Data provided –
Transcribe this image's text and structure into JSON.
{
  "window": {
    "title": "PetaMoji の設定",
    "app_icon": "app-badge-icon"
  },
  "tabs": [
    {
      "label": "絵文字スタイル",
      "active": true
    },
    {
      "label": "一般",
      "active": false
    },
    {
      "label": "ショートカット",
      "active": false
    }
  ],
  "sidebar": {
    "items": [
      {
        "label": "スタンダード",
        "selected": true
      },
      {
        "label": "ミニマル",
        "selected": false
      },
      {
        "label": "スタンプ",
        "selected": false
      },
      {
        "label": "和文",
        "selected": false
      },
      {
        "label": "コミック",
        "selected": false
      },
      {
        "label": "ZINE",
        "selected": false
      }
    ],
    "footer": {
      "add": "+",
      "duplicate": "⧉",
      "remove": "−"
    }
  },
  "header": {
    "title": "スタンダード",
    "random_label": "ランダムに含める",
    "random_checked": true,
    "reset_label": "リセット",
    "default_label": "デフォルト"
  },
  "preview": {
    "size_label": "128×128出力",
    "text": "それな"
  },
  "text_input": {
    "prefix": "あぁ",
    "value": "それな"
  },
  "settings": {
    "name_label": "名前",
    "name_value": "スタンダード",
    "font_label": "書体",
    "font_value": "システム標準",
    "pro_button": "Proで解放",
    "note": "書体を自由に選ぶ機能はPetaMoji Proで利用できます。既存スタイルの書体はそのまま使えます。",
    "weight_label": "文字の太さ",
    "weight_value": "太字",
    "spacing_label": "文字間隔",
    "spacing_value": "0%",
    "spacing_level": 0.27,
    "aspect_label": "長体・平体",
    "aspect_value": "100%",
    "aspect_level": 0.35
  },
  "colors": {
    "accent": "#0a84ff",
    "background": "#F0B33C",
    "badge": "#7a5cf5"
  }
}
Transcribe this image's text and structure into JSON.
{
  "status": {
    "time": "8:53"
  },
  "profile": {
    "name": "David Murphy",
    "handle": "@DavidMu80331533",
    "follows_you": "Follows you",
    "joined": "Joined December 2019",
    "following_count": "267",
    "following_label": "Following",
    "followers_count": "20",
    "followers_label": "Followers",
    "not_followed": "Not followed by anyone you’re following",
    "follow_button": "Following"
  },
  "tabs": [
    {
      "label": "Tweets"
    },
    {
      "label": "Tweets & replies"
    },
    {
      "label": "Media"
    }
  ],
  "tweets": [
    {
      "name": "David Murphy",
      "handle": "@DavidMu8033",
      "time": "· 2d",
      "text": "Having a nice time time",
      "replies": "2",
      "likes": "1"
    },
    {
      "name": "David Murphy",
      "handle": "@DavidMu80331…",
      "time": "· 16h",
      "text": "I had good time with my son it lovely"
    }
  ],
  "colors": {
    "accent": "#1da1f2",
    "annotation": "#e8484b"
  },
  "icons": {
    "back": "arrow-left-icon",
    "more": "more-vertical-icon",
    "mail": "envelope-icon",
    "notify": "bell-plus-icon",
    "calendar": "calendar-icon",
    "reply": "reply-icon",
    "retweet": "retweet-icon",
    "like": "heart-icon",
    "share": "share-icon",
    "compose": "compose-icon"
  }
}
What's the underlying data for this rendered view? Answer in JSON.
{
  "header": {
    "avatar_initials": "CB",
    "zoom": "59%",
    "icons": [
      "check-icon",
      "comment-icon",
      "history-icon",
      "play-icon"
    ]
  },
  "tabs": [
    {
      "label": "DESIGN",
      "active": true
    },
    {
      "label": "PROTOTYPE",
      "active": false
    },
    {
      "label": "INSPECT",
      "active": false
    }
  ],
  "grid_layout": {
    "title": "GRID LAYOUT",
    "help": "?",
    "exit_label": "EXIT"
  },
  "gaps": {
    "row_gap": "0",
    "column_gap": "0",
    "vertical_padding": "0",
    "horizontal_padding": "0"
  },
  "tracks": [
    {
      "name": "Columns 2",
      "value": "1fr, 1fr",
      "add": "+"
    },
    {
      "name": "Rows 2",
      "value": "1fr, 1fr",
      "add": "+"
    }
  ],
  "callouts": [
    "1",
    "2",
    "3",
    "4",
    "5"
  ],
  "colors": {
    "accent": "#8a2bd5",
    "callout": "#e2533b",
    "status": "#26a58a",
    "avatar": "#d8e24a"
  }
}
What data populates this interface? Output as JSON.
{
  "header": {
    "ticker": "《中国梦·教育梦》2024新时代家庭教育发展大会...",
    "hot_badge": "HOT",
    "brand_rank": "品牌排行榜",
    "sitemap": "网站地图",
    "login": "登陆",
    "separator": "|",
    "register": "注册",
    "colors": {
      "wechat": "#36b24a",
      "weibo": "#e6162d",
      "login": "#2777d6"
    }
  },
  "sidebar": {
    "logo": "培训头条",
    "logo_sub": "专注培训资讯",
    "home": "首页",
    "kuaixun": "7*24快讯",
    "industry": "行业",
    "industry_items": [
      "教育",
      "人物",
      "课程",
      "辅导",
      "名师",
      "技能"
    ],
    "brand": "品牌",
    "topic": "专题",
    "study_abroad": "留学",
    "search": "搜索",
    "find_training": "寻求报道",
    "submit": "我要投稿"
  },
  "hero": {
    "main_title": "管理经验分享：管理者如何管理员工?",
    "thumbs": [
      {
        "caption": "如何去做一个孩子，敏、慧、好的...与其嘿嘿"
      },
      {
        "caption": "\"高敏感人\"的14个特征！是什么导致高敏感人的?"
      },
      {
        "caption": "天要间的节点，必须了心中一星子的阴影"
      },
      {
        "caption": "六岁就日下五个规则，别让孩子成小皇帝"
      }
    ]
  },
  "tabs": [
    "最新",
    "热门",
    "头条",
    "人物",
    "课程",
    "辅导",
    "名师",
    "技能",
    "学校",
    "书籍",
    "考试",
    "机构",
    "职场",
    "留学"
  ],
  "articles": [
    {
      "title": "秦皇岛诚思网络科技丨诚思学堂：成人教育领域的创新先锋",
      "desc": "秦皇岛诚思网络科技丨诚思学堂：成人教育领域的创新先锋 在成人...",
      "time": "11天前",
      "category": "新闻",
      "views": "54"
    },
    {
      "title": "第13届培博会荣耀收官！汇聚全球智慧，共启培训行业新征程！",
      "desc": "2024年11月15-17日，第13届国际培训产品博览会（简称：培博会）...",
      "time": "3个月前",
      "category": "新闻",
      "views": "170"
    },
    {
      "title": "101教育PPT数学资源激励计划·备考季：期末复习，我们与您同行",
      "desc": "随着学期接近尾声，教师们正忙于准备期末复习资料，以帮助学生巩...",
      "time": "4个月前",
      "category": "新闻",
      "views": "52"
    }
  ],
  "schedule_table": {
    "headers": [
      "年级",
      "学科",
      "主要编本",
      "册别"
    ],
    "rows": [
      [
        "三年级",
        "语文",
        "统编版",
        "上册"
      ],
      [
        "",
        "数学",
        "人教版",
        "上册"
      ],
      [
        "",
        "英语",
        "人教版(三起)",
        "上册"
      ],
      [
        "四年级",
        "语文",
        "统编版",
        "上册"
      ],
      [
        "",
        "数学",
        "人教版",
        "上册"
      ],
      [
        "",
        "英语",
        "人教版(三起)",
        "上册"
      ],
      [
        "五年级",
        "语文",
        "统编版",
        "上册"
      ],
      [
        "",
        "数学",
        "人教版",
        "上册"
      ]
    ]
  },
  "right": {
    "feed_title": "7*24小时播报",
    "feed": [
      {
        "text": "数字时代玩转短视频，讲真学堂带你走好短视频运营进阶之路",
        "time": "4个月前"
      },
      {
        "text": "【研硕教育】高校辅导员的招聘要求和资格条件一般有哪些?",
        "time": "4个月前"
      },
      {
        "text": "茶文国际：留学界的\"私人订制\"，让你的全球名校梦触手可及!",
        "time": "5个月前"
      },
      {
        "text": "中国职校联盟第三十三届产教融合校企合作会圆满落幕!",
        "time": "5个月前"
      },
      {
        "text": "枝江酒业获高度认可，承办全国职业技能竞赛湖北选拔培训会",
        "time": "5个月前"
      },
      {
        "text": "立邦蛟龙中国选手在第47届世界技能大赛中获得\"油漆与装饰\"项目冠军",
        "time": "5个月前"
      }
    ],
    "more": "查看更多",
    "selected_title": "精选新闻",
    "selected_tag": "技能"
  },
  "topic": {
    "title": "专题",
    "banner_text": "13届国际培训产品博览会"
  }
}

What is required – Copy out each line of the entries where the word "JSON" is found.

Written solution –
Transcribe this image's text and structure into JSON.
Transcribe this image's text and structure into JSON.
What's the underlying data for this rendered view? Answer in JSON.
What data populates this interface? Output as JSON.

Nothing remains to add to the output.